Task brief:
If a line of the data contains the word "value", it is counted; report how many such lines there are and nothing else.

------------------------------

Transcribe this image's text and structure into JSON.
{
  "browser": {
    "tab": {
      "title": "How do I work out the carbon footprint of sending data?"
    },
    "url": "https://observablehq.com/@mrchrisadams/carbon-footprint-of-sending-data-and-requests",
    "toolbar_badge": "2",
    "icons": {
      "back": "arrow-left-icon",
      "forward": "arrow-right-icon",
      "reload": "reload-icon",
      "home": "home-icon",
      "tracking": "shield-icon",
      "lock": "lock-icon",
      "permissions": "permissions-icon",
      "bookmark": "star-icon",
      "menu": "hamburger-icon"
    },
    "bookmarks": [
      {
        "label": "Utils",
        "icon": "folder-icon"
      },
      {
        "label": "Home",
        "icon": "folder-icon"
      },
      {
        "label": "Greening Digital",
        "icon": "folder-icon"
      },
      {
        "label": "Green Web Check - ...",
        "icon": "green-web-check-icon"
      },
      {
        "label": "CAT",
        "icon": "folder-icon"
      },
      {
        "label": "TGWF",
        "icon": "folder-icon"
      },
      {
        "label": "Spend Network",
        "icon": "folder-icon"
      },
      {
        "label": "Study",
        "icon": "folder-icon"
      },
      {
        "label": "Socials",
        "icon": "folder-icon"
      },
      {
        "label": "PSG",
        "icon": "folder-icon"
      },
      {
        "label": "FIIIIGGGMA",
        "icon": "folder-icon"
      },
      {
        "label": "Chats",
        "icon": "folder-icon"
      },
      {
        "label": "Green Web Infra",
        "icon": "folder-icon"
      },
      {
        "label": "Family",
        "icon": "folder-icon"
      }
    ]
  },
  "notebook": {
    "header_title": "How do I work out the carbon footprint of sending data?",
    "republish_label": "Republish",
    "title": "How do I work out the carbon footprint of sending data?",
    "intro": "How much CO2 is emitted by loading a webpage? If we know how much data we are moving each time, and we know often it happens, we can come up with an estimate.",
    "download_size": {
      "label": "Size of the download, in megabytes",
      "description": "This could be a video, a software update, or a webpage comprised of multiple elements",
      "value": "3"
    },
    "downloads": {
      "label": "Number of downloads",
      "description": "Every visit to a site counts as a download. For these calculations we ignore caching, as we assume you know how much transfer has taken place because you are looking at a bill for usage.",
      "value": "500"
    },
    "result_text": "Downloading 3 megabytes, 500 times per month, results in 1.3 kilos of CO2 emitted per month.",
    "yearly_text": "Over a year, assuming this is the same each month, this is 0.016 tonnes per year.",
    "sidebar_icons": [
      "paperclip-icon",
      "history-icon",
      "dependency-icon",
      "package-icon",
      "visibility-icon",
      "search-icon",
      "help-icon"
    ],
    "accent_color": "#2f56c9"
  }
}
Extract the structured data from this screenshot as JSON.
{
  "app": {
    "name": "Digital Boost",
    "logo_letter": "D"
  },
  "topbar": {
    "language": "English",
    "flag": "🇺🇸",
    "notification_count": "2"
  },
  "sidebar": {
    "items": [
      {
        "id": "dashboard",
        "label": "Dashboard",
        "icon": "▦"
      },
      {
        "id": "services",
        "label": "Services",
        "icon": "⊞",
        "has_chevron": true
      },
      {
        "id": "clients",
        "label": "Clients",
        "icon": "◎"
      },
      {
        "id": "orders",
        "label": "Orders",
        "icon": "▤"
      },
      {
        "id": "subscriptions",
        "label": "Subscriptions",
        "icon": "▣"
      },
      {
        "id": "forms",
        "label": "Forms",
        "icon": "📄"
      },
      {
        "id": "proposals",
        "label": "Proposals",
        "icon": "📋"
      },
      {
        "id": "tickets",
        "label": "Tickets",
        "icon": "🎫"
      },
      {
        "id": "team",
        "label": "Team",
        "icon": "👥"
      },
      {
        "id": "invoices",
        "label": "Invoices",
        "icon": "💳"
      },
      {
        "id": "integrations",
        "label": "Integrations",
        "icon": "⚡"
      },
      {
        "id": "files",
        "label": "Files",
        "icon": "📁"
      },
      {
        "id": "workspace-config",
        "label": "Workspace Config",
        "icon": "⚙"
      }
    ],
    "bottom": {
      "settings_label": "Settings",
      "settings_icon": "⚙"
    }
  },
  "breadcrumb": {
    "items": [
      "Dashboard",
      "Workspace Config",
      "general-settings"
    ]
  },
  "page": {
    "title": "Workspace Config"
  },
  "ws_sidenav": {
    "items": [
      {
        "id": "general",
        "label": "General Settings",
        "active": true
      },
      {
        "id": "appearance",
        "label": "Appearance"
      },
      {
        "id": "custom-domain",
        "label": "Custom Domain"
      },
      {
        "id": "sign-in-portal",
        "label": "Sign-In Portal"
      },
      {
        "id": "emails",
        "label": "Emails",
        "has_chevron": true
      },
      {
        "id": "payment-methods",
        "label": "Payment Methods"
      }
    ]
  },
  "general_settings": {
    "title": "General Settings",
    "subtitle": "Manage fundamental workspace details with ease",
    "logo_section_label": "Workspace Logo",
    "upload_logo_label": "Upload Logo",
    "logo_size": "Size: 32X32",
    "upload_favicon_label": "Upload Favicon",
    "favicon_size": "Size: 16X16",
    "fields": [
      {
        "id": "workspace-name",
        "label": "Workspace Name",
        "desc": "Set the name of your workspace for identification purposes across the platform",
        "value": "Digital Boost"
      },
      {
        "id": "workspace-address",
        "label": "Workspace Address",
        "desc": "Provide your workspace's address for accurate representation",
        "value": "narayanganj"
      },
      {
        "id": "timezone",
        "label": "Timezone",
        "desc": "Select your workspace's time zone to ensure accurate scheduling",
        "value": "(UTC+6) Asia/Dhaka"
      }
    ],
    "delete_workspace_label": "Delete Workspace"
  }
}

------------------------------

Written answer:
5